But his effort to athletically catch a Canterbury pass above his head and outpace a couple of opposing backs to the line is forever etched in Rabbitohs folklore.
McCarthy later said he injured his hamstring during the run and was hampered into a much more limited role for the remainder of the game.
When the Clive Churchill Medals were awarded retrospectively as part of the Centenary of Rugby League celebrations in 2008, Canterbury fullback Les Johns was given the nod despite playing on the losing side.
Johns was an ever-present threat to the Rabbitohs and would have scored a likely match-winning try after a long break only to be denied by Ron Coote's superb defensive effort.
"I got over the 25-metre line and my hamstring went on me, but I struggled to the try line and I have to say it was a great moment for South Sydney," McCarthy recollecting his magic moment for the Rabbitohs website in 2014.
The what-if moment
Les Johns made a break from deep inside his own half in the second half and the international speedster looked set to score.
But the Rabbitohs had one of the greatest cover defenders of all time and lock Ron Coote motored across the SCG turf to cut down the fullback in a perfect tackle which not only prevented his run but also bundled him into touch.
Kevin Longbottom is fondly remembered by Souths fans for being one of the biggest kickers of a football of all time.
In this match, the Indigenous fullback took a penalty from near halfway and the ball hit the upright and landed below the crossbar - one touch judge awarded the two points, the other waved it away and referee Col Pearce ruled no goal.
The following year
Rabbitohs captain John Sattler led them to successive titles, collecting the minor premiership on the way to edging out Manly 13-9 on grand final day.

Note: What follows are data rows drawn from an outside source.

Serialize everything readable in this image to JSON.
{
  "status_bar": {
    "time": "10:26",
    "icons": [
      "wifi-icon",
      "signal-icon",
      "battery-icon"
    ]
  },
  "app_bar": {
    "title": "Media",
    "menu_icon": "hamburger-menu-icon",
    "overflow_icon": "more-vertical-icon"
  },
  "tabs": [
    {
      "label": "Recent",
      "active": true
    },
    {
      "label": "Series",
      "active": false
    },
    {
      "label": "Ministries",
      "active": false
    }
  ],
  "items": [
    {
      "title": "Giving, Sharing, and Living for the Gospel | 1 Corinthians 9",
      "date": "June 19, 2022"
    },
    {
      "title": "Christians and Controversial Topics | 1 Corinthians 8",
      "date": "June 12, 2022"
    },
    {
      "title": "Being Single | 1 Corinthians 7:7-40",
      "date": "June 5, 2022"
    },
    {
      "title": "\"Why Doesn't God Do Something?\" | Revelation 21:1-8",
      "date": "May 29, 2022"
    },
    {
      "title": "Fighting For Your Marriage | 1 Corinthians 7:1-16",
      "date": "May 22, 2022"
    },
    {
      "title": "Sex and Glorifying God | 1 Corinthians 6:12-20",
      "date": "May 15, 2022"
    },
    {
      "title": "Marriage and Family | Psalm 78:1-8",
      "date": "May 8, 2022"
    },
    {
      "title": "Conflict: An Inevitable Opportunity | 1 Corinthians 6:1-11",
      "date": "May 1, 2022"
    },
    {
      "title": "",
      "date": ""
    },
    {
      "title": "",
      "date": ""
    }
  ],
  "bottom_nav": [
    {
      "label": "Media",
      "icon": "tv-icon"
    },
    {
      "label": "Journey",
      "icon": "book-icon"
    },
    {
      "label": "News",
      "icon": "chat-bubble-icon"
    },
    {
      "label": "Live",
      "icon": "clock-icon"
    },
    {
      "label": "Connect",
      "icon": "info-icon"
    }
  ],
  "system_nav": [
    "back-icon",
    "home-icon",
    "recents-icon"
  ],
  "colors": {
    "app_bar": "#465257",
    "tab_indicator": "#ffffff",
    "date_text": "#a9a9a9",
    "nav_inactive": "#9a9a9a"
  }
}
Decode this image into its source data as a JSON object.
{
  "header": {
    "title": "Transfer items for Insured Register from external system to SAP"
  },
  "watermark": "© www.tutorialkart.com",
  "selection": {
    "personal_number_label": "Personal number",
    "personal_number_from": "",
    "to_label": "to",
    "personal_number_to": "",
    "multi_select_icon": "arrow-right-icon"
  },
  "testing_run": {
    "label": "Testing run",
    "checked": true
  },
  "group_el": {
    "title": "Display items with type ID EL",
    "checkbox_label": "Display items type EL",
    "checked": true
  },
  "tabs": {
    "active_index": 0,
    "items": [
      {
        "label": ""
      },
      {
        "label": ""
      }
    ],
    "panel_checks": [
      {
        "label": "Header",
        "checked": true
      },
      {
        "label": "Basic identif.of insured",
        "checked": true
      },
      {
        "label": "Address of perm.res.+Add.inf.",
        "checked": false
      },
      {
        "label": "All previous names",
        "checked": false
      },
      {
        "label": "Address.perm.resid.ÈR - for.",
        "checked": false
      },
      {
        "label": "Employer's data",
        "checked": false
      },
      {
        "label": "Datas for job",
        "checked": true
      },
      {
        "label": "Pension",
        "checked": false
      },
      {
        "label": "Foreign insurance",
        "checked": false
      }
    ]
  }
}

Canterbury fell away dramatically, victorious in only nine of their 22 matches to finish well out of finals contention in ninth place in the 12-team competition.